Activity
A single number is all that's needed: how many lines in the data contain the string "text".

Working data
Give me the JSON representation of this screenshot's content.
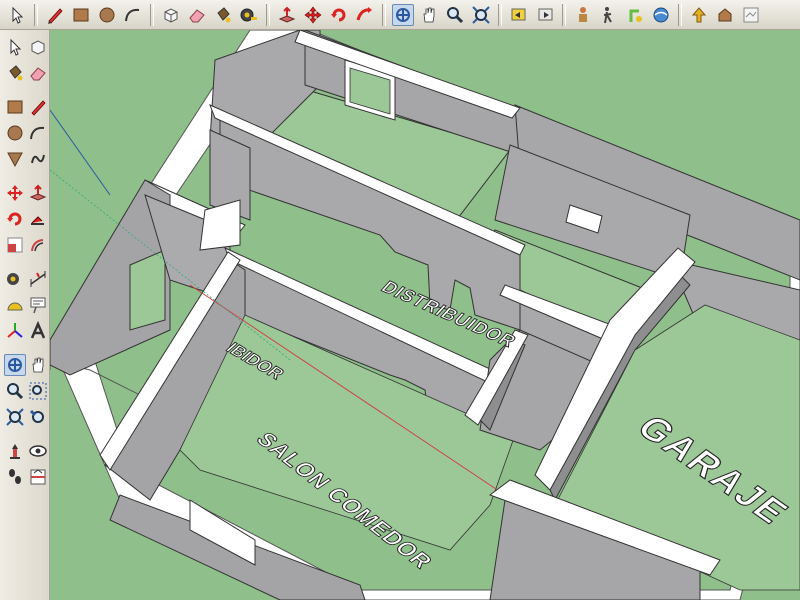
{
  "app": {
    "accent_color": "#2c5aa0",
    "ground_color": "#8fbf8a",
    "wall_color": "#a9a9ab",
    "slab_color": "#ffffff"
  },
  "toolbar_top": {
    "buttons": [
      "select-icon",
      "pencil-line-icon",
      "rectangle-icon",
      "circle-icon",
      "arc-icon",
      "make-component-icon",
      "eraser-icon",
      "paint-bucket-icon",
      "tape-measure-icon",
      "push-pull-icon",
      "move-icon",
      "rotate-icon",
      "follow-me-icon",
      "orbit-icon",
      "pan-icon",
      "zoom-icon",
      "zoom-extents-icon",
      "previous-view-icon",
      "next-view-icon",
      "position-camera-icon",
      "walk-icon",
      "look-around-icon",
      "section-plane-icon",
      "get-models-icon",
      "share-model-icon",
      "google-earth-icon"
    ]
  },
  "toolbar_left": {
    "buttons": [
      "select-icon",
      "make-component-icon",
      "paint-bucket-icon",
      "eraser-icon",
      "rectangle-icon",
      "pencil-line-icon",
      "circle-icon",
      "arc-icon",
      "polygon-icon",
      "freehand-icon",
      "move-icon",
      "push-pull-icon",
      "rotate-icon",
      "follow-me-icon",
      "scale-icon",
      "offset-icon",
      "tape-measure-icon",
      "dimension-icon",
      "protractor-icon",
      "text-icon",
      "axes-icon",
      "3d-text-icon",
      "orbit-icon",
      "pan-icon",
      "zoom-icon",
      "zoom-window-icon",
      "zoom-extents-icon",
      "previous-view-icon",
      "position-camera-icon",
      "look-around-icon",
      "walk-icon",
      "section-plane-icon"
    ]
  },
  "rooms": {
    "salon": "SALON COMEDOR",
    "distribuidor": "DISTRIBUIDOR",
    "garaje": "GARAJE",
    "partial": "IBIDOR"
  }
}
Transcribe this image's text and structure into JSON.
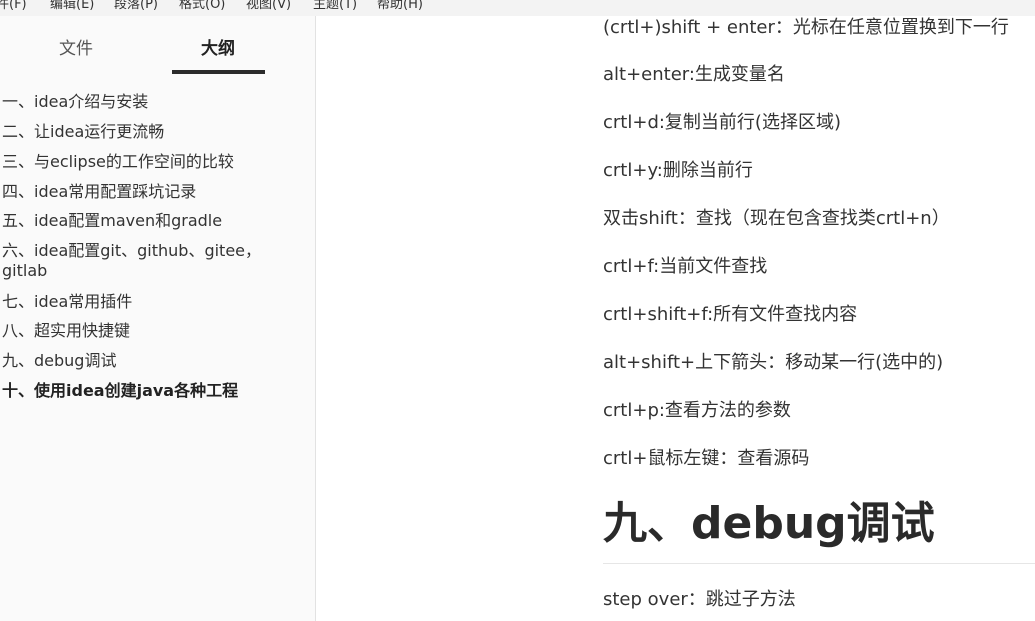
{
  "menubar": {
    "items": [
      "件(F)",
      "编辑(E)",
      "段落(P)",
      "格式(O)",
      "视图(V)",
      "主题(T)",
      "帮助(H)"
    ]
  },
  "sidebar": {
    "tabs": [
      {
        "label": "文件",
        "active": false
      },
      {
        "label": "大纲",
        "active": true
      }
    ],
    "outline": [
      "一、idea介绍与安装",
      "二、让idea运行更流畅",
      "三、与eclipse的工作空间的比较",
      "四、idea常用配置踩坑记录",
      "五、idea配置maven和gradle",
      "六、idea配置git、github、gitee，gitlab",
      "七、idea常用插件",
      "八、超实用快捷键",
      "九、debug调试",
      "十、使用idea创建java各种工程"
    ],
    "active_index": 9
  },
  "document": {
    "paragraphs": [
      "(crtl+)shift + enter：光标在任意位置换到下一行",
      "alt+enter:生成变量名",
      "crtl+d:复制当前行(选择区域)",
      "crtl+y:删除当前行",
      "双击shift：查找（现在包含查找类crtl+n）",
      "crtl+f:当前文件查找",
      "crtl+shift+f:所有文件查找内容",
      "alt+shift+上下箭头：移动某一行(选中的)",
      "crtl+p:查看方法的参数",
      "crtl+鼠标左键：查看源码"
    ],
    "heading": "九、debug调试",
    "after_heading": "step over：跳过子方法"
  }
}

Written solution
3